TASK GOAL :: Tally the lines below that contain the word "about". Only the total should be given.

───── DATA RECORDS

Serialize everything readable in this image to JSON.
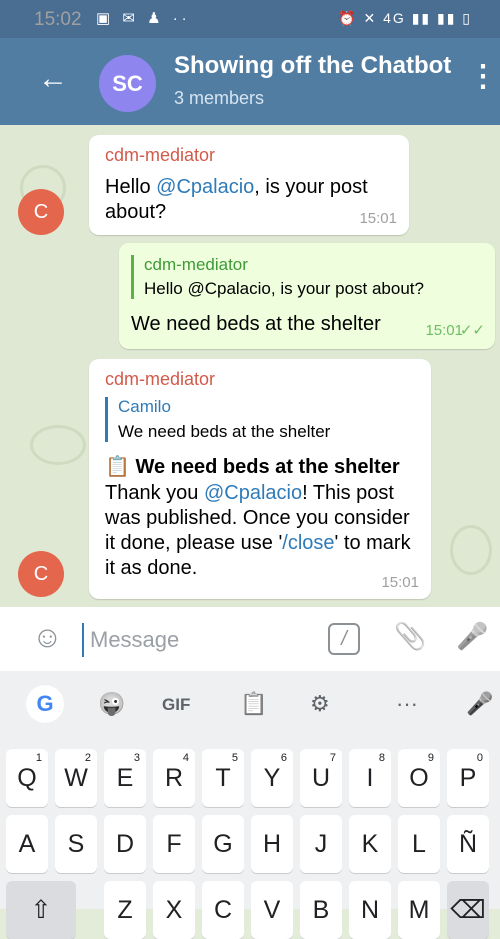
{
  "status_bar": {
    "time": "15:02",
    "left_icons": "▣ ✉ ♟ ··",
    "right_icons": "⏰ ✕ 4G ▮▮ ▮▮ ▯"
  },
  "header": {
    "avatar_initials": "SC",
    "title": "Showing off the Chatbot",
    "subtitle": "3 members",
    "back_icon": "←",
    "menu_icon": "⋮"
  },
  "messages": [
    {
      "sender": "cdm-mediator",
      "text_before": "Hello ",
      "mention": "@Cpalacio",
      "text_after": ", is your post about?",
      "time": "15:01",
      "avatar": "C"
    },
    {
      "quote_sender": "cdm-mediator",
      "quote_text": "Hello @Cpalacio, is your post about?",
      "text": "We need beds at the shelter",
      "time": "15:01",
      "status_icon": "✓✓"
    },
    {
      "sender": "cdm-mediator",
      "quote_sender": "Camilo",
      "quote_text": "We need beds at the shelter",
      "bold_line": "We need beds at the shelter",
      "emoji": "📋",
      "text_part1": "Thank you ",
      "mention": "@Cpalacio",
      "text_part2": "! This post was published. Once you consider it done, please use '",
      "command": "/close",
      "text_part3": "' to mark it as done.",
      "time": "15:01",
      "avatar": "C"
    }
  ],
  "input": {
    "placeholder": "Message",
    "emoji_icon": "☺",
    "command_icon": "/",
    "attach_icon": "📎",
    "mic_icon": "🎤"
  },
  "keyboard_toolbar": {
    "google": "G",
    "sticker": "😜",
    "gif": "GIF",
    "clipboard": "📋",
    "settings": "⚙",
    "more": "···",
    "mic": "🎤"
  },
  "keyboard": {
    "row1": [
      "Q",
      "W",
      "E",
      "R",
      "T",
      "Y",
      "U",
      "I",
      "O",
      "P"
    ],
    "row1_hints": [
      "1",
      "2",
      "3",
      "4",
      "5",
      "6",
      "7",
      "8",
      "9",
      "0"
    ],
    "row2": [
      "A",
      "S",
      "D",
      "F",
      "G",
      "H",
      "J",
      "K",
      "L",
      "Ñ"
    ],
    "row3": [
      "⇧",
      "Z",
      "X",
      "C",
      "V",
      "B",
      "N",
      "M",
      "⌫"
    ]
  },
  "colors": {
    "header": "#517da2",
    "sender": "#d25a4a",
    "mention": "#2f7bb8",
    "outgoing_bubble": "#efffde",
    "avatar": "#e4674d"
  }
}
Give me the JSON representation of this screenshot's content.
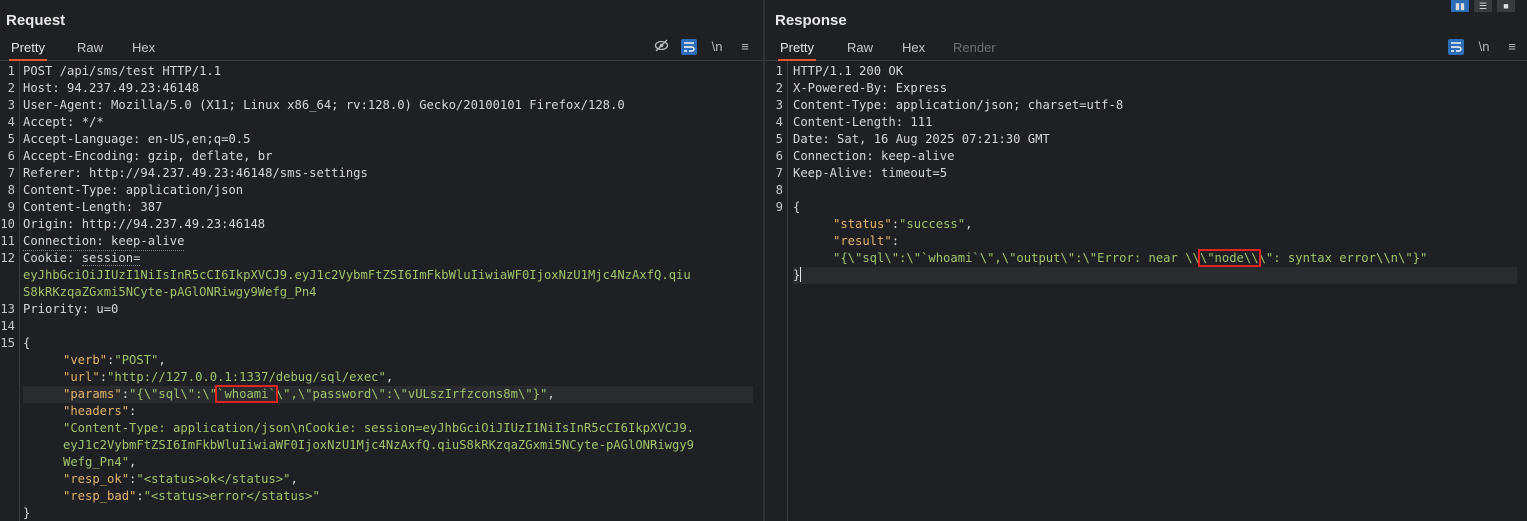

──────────

WRITTEN REPLY :: 2